**Work item**
The output should be all lines of the entries below in which the word "sidebar" occurs.

Records from a data collection
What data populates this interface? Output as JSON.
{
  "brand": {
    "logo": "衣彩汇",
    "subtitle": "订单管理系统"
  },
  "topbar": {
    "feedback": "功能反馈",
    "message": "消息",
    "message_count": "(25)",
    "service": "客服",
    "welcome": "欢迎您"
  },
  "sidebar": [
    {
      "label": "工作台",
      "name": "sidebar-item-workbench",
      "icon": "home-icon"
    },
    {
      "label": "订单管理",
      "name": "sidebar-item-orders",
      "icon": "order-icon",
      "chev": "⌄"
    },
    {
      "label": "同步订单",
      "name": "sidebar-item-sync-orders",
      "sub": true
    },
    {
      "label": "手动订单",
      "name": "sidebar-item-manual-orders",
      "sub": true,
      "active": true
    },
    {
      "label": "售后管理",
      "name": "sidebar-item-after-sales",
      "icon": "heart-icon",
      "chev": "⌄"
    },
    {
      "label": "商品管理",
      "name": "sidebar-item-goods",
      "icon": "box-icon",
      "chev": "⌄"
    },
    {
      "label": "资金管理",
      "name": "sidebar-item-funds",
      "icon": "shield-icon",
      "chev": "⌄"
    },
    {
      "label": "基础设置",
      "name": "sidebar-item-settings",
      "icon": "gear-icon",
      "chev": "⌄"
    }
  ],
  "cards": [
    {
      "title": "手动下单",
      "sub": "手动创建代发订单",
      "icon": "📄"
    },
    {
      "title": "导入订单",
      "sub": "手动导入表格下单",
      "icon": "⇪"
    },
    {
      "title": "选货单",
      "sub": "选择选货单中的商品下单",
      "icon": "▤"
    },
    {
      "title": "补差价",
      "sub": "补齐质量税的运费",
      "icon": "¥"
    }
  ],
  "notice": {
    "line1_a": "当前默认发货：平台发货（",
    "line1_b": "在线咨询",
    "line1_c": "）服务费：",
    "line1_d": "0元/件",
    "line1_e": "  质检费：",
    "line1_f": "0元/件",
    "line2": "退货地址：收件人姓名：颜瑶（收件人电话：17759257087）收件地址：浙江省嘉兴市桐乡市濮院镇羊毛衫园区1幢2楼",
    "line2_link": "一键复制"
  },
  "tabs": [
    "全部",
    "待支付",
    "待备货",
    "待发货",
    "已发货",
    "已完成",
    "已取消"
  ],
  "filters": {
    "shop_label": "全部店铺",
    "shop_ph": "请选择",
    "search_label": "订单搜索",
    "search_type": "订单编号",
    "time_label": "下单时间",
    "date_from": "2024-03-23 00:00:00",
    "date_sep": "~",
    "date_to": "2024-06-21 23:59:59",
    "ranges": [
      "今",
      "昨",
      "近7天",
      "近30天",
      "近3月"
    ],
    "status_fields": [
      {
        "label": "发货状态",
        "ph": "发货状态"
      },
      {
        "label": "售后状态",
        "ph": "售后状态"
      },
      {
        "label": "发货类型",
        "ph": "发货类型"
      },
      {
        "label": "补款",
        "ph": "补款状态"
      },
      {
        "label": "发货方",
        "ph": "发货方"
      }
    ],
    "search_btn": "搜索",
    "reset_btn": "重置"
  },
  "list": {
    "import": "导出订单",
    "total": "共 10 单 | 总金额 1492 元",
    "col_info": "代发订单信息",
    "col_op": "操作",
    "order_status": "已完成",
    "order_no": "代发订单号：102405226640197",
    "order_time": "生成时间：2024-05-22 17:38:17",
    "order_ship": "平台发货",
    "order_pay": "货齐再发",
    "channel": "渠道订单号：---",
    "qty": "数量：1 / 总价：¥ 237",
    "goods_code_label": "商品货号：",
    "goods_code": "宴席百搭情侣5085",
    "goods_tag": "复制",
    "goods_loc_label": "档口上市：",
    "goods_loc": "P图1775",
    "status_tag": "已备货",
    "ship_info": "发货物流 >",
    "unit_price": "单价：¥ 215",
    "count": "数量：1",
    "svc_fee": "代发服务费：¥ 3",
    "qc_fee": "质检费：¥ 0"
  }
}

**Exercise answer**
  "sidebar": [
      "name": "sidebar-item-workbench",
      "name": "sidebar-item-orders",
      "name": "sidebar-item-sync-orders",
      "name": "sidebar-item-manual-orders",
      "name": "sidebar-item-after-sales",
      "name": "sidebar-item-goods",
      "name": "sidebar-item-funds",
      "name": "sidebar-item-settings",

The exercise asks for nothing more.